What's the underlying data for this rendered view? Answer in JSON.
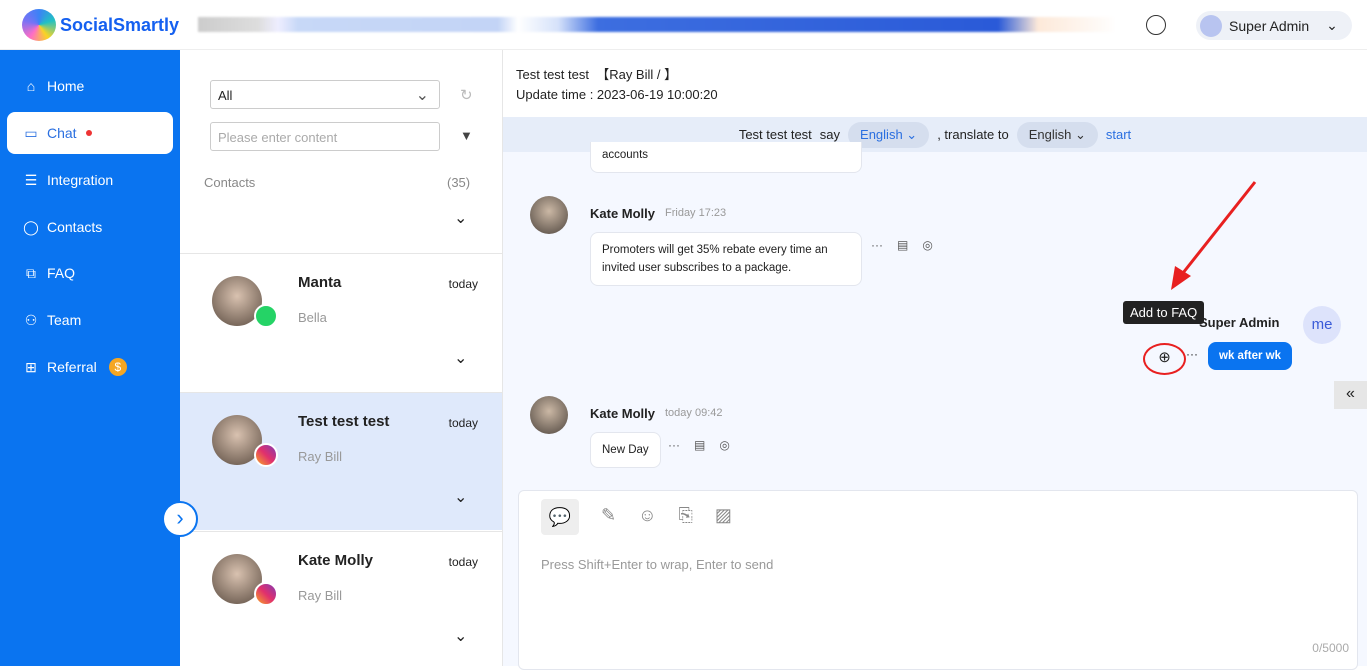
{
  "header": {
    "brand": "SocialSmartly",
    "user": "Super Admin"
  },
  "sidebar": {
    "items": [
      {
        "label": "Home",
        "icon": "home-icon"
      },
      {
        "label": "Chat",
        "icon": "chat-icon"
      },
      {
        "label": "Integration",
        "icon": "list-icon"
      },
      {
        "label": "Contacts",
        "icon": "user-icon"
      },
      {
        "label": "FAQ",
        "icon": "faq-icon"
      },
      {
        "label": "Team",
        "icon": "team-icon"
      },
      {
        "label": "Referral",
        "icon": "gift-icon"
      }
    ]
  },
  "list": {
    "filter": "All",
    "search_placeholder": "Please enter content",
    "contacts_label": "Contacts",
    "contacts_count": "(35)",
    "contacts": [
      {
        "name": "Manta",
        "time": "today",
        "sub": "Bella",
        "channel": "whatsapp"
      },
      {
        "name": "Test test test",
        "time": "today",
        "sub": "Ray Bill",
        "channel": "instagram"
      },
      {
        "name": "Kate Molly",
        "time": "today",
        "sub": "Ray Bill",
        "channel": "instagram"
      }
    ]
  },
  "chat": {
    "title": "Test test test  【Ray Bill / 】",
    "update": "Update time : 2023-06-19 10:00:20",
    "translate": {
      "who": "Test test test",
      "say": "say",
      "from": "English",
      "to_label": ", translate to",
      "to": "English",
      "start": "start"
    },
    "messages": [
      {
        "text": "accounts"
      },
      {
        "name": "Kate Molly",
        "time": "Friday 17:23",
        "text": "Promoters will get 35% rebate every time an invited user subscribes to a package."
      },
      {
        "name": "Super Admin",
        "avatar": "me",
        "text": "wk after wk",
        "tooltip": "Add to FAQ"
      },
      {
        "name": "Kate Molly",
        "time": "today 09:42",
        "text": "New Day"
      }
    ],
    "input_placeholder": "Press Shift+Enter to wrap, Enter to send",
    "counter": "0/5000"
  },
  "colors": {
    "sidebar": "#0a74f0",
    "accent": "#2a6fe0",
    "annotation": "#e82020"
  }
}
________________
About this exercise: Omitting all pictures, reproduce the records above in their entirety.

Response area:
What's the underlying data for this rendered view? Answer in JSON.
{
  "header": {
    "brand": "SocialSmartly",
    "user": "Super Admin"
  },
  "sidebar": {
    "items": [
      {
        "label": "Home",
        "icon": "home-icon"
      },
      {
        "label": "Chat",
        "icon": "chat-icon"
      },
      {
        "label": "Integration",
        "icon": "list-icon"
      },
      {
        "label": "Contacts",
        "icon": "user-icon"
      },
      {
        "label": "FAQ",
        "icon": "faq-icon"
      },
      {
        "label": "Team",
        "icon": "team-icon"
      },
      {
        "label": "Referral",
        "icon": "gift-icon"
      }
    ]
  },
  "list": {
    "filter": "All",
    "search_placeholder": "Please enter content",
    "contacts_label": "Contacts",
    "contacts_count": "(35)",
    "contacts": [
      {
        "name": "Manta",
        "time": "today",
        "sub": "Bella",
        "channel": "whatsapp"
      },
      {
        "name": "Test test test",
        "time": "today",
        "sub": "Ray Bill",
        "channel": "instagram"
      },
      {
        "name": "Kate Molly",
        "time": "today",
        "sub": "Ray Bill",
        "channel": "instagram"
      }
    ]
  },
  "chat": {
    "title": "Test test test  【Ray Bill / 】",
    "update": "Update time : 2023-06-19 10:00:20",
    "translate": {
      "who": "Test test test",
      "say": "say",
      "from": "English",
      "to_label": ", translate to",
      "to": "English",
      "start": "start"
    },
    "messages": [
      {
        "text": "accounts"
      },
      {
        "name": "Kate Molly",
        "time": "Friday 17:23",
        "text": "Promoters will get 35% rebate every time an invited user subscribes to a package."
      },
      {
        "name": "Super Admin",
        "avatar": "me",
        "text": "wk after wk",
        "tooltip": "Add to FAQ"
      },
      {
        "name": "Kate Molly",
        "time": "today 09:42",
        "text": "New Day"
      }
    ],
    "input_placeholder": "Press Shift+Enter to wrap, Enter to send",
    "counter": "0/5000"
  },
  "colors": {
    "sidebar": "#0a74f0",
    "accent": "#2a6fe0",
    "annotation": "#e82020"
  }
}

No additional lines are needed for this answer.